Website and app data records
+---+

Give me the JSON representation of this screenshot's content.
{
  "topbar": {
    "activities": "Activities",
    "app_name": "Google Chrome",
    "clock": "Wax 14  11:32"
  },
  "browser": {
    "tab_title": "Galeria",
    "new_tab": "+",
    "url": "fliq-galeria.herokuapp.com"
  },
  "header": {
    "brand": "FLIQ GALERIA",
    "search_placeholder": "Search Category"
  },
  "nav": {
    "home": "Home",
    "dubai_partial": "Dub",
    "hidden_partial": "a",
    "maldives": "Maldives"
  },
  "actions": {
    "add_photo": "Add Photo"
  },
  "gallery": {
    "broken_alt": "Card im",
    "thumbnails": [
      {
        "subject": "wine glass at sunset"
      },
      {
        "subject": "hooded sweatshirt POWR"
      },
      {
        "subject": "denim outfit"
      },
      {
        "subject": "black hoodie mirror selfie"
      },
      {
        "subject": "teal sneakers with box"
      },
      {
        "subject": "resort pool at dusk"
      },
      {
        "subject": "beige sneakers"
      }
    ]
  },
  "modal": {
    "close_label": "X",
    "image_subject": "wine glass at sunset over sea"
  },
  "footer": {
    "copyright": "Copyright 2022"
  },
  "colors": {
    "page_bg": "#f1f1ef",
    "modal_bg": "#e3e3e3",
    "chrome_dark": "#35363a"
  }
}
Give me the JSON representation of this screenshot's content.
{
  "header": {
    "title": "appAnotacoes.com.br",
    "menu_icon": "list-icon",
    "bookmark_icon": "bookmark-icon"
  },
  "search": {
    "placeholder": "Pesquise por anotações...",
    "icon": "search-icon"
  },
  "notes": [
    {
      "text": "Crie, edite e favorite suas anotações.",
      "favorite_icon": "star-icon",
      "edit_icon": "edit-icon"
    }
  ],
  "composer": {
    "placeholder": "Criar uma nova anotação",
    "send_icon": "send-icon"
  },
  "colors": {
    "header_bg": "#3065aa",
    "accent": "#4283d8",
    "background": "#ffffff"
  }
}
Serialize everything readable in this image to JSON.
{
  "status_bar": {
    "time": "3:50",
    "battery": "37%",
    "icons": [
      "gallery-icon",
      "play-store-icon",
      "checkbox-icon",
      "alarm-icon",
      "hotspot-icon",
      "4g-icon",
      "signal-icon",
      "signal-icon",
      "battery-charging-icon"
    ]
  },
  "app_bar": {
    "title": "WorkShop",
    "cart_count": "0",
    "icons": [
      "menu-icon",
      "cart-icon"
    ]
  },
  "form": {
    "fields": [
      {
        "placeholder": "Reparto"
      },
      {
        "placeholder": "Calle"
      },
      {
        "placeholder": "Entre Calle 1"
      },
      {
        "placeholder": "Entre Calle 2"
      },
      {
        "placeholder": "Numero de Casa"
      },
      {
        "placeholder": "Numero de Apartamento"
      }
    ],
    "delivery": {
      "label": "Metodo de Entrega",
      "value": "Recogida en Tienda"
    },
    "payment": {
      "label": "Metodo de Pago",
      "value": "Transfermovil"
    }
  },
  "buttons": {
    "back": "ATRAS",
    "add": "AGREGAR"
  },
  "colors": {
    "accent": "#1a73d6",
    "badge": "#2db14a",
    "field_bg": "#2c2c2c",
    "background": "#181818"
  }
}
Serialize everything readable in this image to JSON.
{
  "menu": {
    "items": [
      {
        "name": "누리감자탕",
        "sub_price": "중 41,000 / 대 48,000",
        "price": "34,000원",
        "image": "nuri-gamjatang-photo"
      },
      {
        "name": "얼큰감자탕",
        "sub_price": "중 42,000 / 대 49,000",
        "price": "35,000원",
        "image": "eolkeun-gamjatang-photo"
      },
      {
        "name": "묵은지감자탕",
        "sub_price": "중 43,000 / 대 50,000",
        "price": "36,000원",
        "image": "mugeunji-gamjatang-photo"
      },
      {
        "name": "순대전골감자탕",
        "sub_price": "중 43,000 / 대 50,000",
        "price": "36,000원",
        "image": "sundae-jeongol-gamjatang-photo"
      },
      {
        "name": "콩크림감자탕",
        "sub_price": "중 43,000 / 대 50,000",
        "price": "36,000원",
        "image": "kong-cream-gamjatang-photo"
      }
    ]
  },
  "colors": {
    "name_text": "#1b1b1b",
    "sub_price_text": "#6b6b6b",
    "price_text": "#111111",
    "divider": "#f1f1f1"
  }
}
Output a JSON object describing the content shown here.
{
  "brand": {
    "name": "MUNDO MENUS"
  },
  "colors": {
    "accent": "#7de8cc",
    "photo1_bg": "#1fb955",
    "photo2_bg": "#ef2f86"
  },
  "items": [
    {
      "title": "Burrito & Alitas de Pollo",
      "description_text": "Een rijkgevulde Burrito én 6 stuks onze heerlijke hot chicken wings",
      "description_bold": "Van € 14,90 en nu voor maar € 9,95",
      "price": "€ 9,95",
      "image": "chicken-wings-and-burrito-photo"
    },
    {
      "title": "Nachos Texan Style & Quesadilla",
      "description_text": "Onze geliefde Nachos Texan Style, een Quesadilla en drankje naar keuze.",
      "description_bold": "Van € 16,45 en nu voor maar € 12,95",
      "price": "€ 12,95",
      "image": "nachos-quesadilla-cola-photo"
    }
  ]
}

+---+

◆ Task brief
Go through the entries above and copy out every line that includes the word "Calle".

◆ Solution below
        "placeholder": "Calle"
        "placeholder": "Entre Calle 1"
        "placeholder": "Entre Calle 2"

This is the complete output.